A stronger immune response may help protect women from SCC


Photo by: Dermanonymous via Wikimedia Commons

Early research suggests that a stronger immune response in women may provide them with additional protection against some skin cancers.


These findings come from a paper published in Clinical Cancer Research (June 2021; 27(11)).


In a press release from the University of Manchester, where the research was conducted, investigators note that men have more skin squamous cell carcinoma (cSCC) than women, and the tumours in males are more aggressive.


This study was conducted to evaluate if the difference might be linked to differences in exposure to sunlight or other carcinogens.


Investigators experimented with murine models, exposing them to dimethylbenz(a)anthracene (DMBA). They also examined sun-damaged human keratinocytes from male and female donors, and compared patient records from 931 individuals with cutaneous squamous cell carcinomas (cSCCs).


The animal model research found that male mice developed more aggressive tumours than females, despite receiving identical exposures.


Studying the donated human epidermal cells confirmed that women’s skin activated immune-cancer fighting pathways and immune cells at sites damaged by sunlight. The researchers also found that CD4 and CD8 immune cells were twice as abundant in the skin samples from women compared to those from men.


Data from the patient records showed that while women commonly had a more mild form of cSCC compared to men, immunocompromised women developed cSCC in a way more similar to men.


“It has long been assumed that men are at higher risk of getting non-melanoma skin cancer than women” said study author Dr. Amaya Viros in the release.

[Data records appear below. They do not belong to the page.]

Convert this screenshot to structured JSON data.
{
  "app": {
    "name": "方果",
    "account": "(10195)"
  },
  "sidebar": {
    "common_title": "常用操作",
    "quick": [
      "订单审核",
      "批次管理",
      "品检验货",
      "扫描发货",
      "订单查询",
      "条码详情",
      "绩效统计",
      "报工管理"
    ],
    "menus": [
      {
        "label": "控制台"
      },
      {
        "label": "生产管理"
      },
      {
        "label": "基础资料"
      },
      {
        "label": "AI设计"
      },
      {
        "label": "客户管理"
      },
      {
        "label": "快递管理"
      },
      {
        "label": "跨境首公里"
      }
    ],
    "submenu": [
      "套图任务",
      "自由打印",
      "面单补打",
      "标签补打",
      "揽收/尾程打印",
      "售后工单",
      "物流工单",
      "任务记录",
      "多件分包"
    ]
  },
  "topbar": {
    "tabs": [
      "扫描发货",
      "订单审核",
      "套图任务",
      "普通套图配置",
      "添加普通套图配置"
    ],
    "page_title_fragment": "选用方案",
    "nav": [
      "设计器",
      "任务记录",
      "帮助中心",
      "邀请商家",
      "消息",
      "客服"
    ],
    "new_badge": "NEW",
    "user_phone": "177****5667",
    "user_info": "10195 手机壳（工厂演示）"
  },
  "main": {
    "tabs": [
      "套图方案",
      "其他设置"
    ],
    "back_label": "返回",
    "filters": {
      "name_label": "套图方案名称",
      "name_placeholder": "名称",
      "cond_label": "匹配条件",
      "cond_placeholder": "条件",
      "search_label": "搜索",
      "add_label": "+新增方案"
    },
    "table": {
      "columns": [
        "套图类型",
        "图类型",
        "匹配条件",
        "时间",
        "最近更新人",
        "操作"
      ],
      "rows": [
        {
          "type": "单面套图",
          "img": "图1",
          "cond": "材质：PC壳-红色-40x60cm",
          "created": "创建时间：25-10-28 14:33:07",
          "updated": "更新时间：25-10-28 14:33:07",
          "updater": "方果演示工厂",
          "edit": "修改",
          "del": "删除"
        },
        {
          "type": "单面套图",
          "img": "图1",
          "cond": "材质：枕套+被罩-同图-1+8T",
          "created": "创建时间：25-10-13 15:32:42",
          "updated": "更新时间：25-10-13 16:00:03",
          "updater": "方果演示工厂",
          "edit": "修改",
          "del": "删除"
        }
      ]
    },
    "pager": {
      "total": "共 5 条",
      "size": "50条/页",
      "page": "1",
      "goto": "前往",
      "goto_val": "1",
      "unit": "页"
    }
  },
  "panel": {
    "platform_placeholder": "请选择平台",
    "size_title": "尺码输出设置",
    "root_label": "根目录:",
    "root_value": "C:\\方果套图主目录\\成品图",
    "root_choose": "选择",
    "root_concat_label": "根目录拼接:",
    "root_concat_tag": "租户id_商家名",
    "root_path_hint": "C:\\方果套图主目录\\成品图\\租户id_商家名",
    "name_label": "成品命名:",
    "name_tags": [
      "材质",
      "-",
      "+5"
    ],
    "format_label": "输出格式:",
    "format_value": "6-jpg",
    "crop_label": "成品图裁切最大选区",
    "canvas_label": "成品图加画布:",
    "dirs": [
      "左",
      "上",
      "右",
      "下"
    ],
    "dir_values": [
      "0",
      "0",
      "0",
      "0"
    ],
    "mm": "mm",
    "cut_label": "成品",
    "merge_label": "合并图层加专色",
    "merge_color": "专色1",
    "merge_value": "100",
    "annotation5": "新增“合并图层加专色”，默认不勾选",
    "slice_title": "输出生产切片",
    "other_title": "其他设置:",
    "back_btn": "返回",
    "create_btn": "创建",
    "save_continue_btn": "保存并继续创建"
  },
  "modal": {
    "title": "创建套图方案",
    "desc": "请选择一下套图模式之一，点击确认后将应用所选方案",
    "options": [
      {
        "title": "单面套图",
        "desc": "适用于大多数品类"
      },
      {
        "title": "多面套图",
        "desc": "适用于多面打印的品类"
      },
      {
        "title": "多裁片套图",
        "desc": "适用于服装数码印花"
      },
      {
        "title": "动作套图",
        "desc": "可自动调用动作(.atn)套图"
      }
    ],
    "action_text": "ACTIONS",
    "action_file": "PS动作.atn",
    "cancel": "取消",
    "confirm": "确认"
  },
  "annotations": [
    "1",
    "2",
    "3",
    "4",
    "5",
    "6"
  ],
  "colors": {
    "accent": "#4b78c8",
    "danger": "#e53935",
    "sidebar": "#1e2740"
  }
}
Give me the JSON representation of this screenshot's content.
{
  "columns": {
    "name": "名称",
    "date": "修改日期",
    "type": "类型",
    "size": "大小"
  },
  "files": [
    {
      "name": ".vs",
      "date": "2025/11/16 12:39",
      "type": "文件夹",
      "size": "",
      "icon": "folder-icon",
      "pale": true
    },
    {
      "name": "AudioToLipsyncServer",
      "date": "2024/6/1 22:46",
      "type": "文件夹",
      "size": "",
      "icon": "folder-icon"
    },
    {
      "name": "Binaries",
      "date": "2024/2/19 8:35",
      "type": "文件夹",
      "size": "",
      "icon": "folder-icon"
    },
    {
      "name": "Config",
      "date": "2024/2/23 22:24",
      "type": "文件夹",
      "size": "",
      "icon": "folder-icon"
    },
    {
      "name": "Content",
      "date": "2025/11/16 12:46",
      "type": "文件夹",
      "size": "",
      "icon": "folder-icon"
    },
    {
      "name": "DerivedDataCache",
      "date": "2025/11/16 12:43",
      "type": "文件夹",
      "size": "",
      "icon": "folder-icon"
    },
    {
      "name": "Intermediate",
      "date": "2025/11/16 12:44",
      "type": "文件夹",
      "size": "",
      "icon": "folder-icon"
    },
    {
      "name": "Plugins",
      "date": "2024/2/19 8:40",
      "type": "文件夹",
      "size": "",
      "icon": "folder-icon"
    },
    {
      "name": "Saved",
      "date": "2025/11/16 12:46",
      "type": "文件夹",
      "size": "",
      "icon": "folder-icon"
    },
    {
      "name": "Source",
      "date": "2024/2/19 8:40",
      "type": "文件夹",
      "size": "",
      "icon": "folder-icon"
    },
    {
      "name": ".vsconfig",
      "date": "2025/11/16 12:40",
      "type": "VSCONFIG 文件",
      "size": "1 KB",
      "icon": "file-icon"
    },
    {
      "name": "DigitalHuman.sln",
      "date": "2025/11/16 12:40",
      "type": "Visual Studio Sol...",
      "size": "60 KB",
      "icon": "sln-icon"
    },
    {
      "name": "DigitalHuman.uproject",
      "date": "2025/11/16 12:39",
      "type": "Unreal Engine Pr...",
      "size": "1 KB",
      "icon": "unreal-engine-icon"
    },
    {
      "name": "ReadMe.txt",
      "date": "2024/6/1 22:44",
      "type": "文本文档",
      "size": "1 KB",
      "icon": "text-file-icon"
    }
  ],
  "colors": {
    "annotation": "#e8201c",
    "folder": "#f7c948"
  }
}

Dr. Viros is a Wellcome Clinician Scientist at the Cancer Research UK Manchester Institute in Manchester, U.K.


“Other lifestyle and behavioural differences between men, such as the type of work or exposure to the sun, are likely to be significant,” she said.


“However, we also identify for the first time the possible biological reasons, rooted in the immune system, which explains why men may have more severe disease.”


“Although this is early research, we believe the immune response is sex-biased in the most common form of skin cancer, and highlights that female immunity may offer greater protection than male immunity,” said Dr. Viros.